Baltimore, MD

Updates to Baltimore's vaccine equity task force, what that means for access

Kaleah Mcilwain

The Maryland Vaccine Equity Task Force (VETF) was started to ensure all populations in the state are receiving education and access to the COVID-19 vaccine.

On Friday, April 30 Governor Larry Hogan visited Morgan State University, the largest historically black college or university (HBCU) in the state, where they were hosting a vaccination clinic for students, faculty, staff, and the broader community.
One of the VETF's vaccination clinics.(Governor Larry Hogans Office)

According to a news release this clinic is a part of the VETF’s partnership with the university to host a vaccination clinic three days a week and a larger effort to bring more vaccines to HBCUs.

On April 26 the VETF joined medical and public health experts at Bowie State University in a town hall to discuss the vaccine and address myths and concerns to combat hesitancy specifically within the African American community. At the end of the town hall, approximately one hundred students and community members received their first shot of the Moderna vaccine.

A survey found that 72 percent of Black and Latino Americans want to get vaccinated but 66 percent of them did not have enough information about where to get the shot. Additionally, over 20 percent said they had trouble finding helathcare and had regularly been treated with disrespect when getting health care.

Meeting Marylanders where they are is important to the VETF, which is why it has launched mobile vaccination clinics utilizing mobile vaccine buses provided by the University of Maryland School of Nursing and are staffed by the Maryland National Guard.

“We continue to expand our vaccine distribution network to maximize points of distribution in every jurisdiction, which will now include the nation’s first federally-operated mobile vaccination units,” said Governor Hogan in March. “These federal units will complement the Maryland Vaccine Equity Task Force’s mobile clinics and help us get more shots into the arms of our most vulnerable populations.”

Each bus can be used as a walk-in clinic or a drive-up site and typically stay in one location for four to five days. In that time each mobile vaccine bus can administer 250 or more vaccines a day.

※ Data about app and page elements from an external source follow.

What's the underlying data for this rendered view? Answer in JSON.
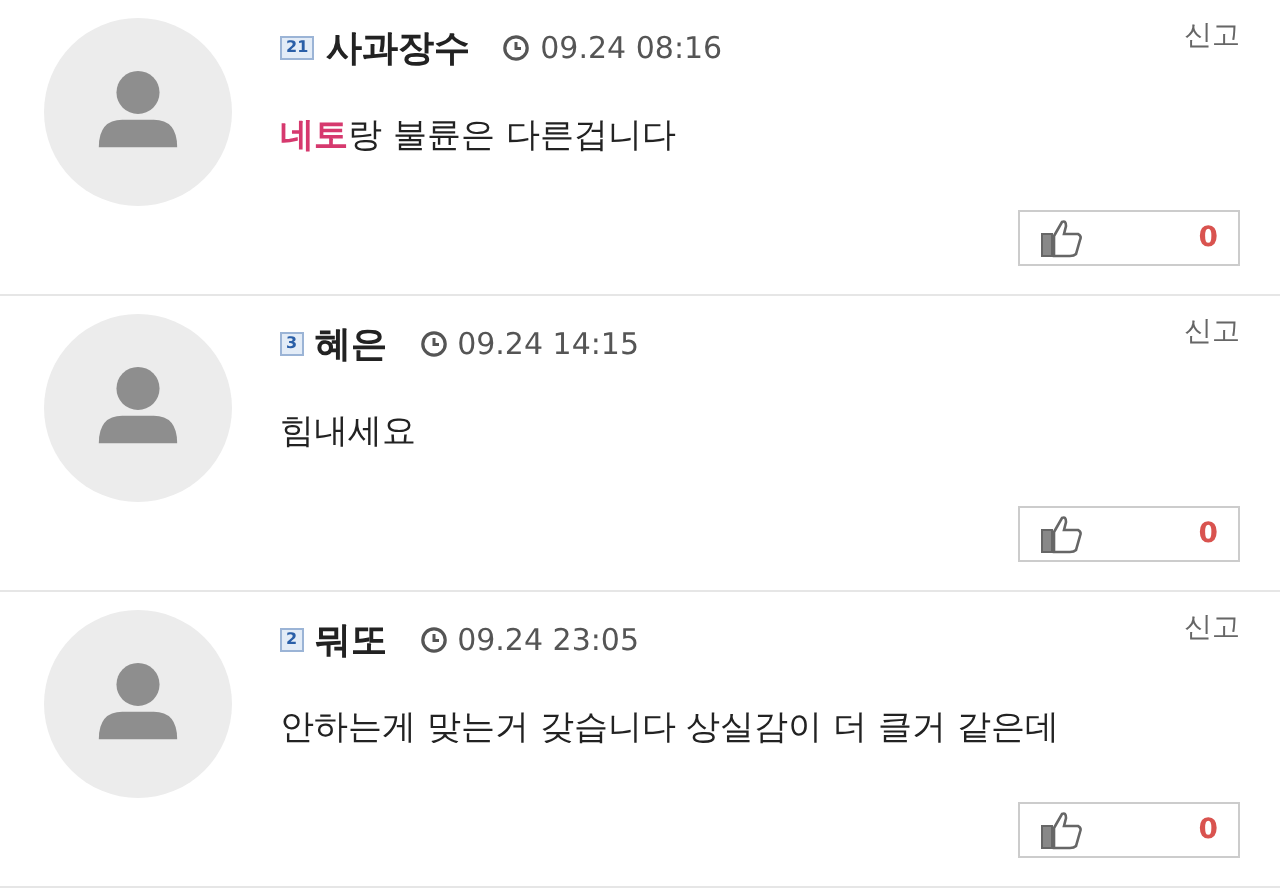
{
  "comments": [
    {
      "level": "21",
      "author": "사과장수",
      "time": "09.24 08:16",
      "report": "신고",
      "body": [
        {
          "text": "네토",
          "highlight": true
        },
        {
          "text": "랑 불륜은 다른겁니다",
          "highlight": false
        }
      ],
      "likes": "0"
    },
    {
      "level": "3",
      "author": "혜은",
      "time": "09.24 14:15",
      "report": "신고",
      "body": [
        {
          "text": "힘내세요",
          "highlight": false
        }
      ],
      "likes": "0"
    },
    {
      "level": "2",
      "author": "뭐또",
      "time": "09.24 23:05",
      "report": "신고",
      "body": [
        {
          "text": "안하는게 맞는거 갖습니다 상실감이  더 클거 같은데",
          "highlight": false
        }
      ],
      "likes": "0"
    }
  ]
}
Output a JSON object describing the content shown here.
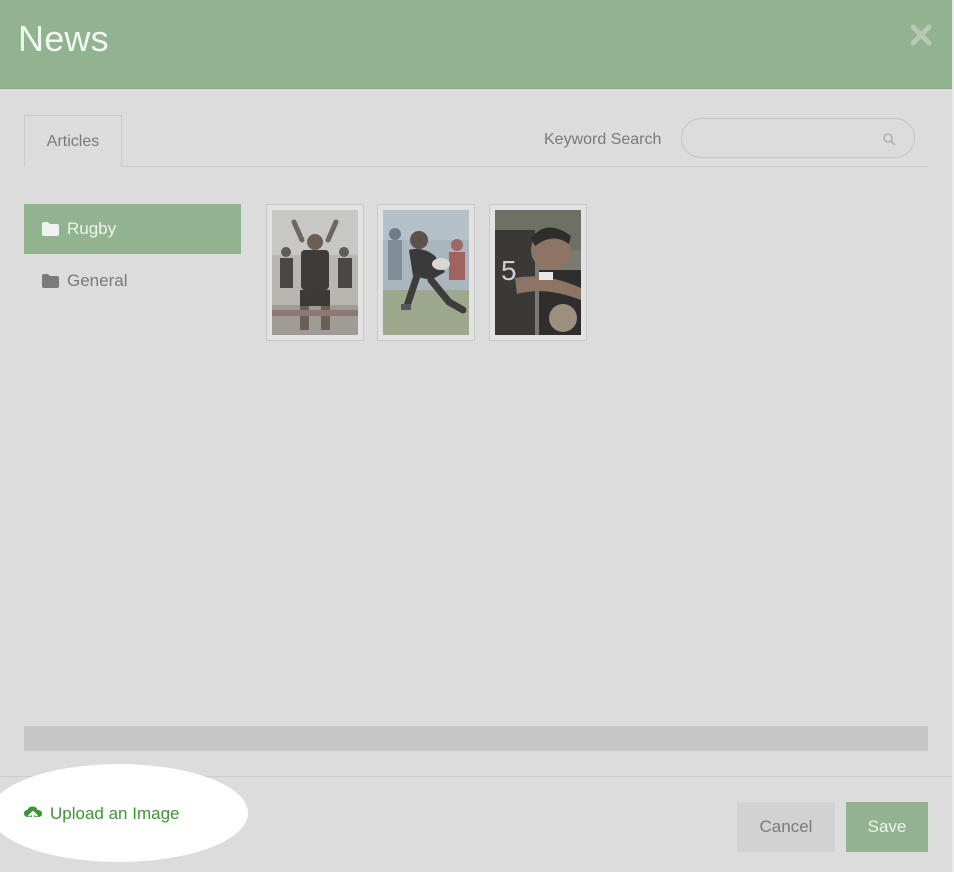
{
  "dialog": {
    "title": "News"
  },
  "tabs": [
    {
      "label": "Articles"
    }
  ],
  "search": {
    "label": "Keyword Search",
    "placeholder": "",
    "value": ""
  },
  "folders": [
    {
      "label": "Rugby",
      "active": true
    },
    {
      "label": "General",
      "active": false
    }
  ],
  "footer": {
    "upload_label": "Upload an Image",
    "cancel_label": "Cancel",
    "save_label": "Save"
  },
  "colors": {
    "header": "#92b38f",
    "accent_green": "#3e9434",
    "overlay": "#dcdcdc"
  },
  "icons": [
    "close-icon",
    "search-icon",
    "folder-icon",
    "cloud-upload-icon"
  ]
}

These mobile vaccination buses have been in effect since February and can be found all over Maryland.

“We’re excited to be the first state in the nation to include a collaboration with FEMA in our mobile vaccination efforts, and we are pleased to offer Marylanders near the path of these units the opportunity to get vaccinated close to home,” said Acting Secretary Dennis R. Schrader of the Maryland Department of Health.

The VETF’s mission is to work with Maryland’s 24 local health departments to ensure equitable distribution of the COVID-19 vaccine to underserved, vulnerable, and hard to reach populations. It is led by Maryland National Guard Brigadier General Janeen Birckhead and has to date distributed 65,422 doses of the vaccine.

On Saturday, May 1 Governor Hogan also announced that Maryland has opened direct scheduling for all mass vaccination sites. Marylanders can now schedule an appointment to get vaccinated by visiting the site or calling the state’s COVID-19 Vaccination Support Center at 1-855-MD-GOVAX (1-855-634-6829).

Comments / 1

Published by

Journalist with a background reporting on local communities, now living in and reporting on the Baltimore area. Find me on twitter!

Baltimore, MD

More from Kaleah Mcilwain

Comments / 0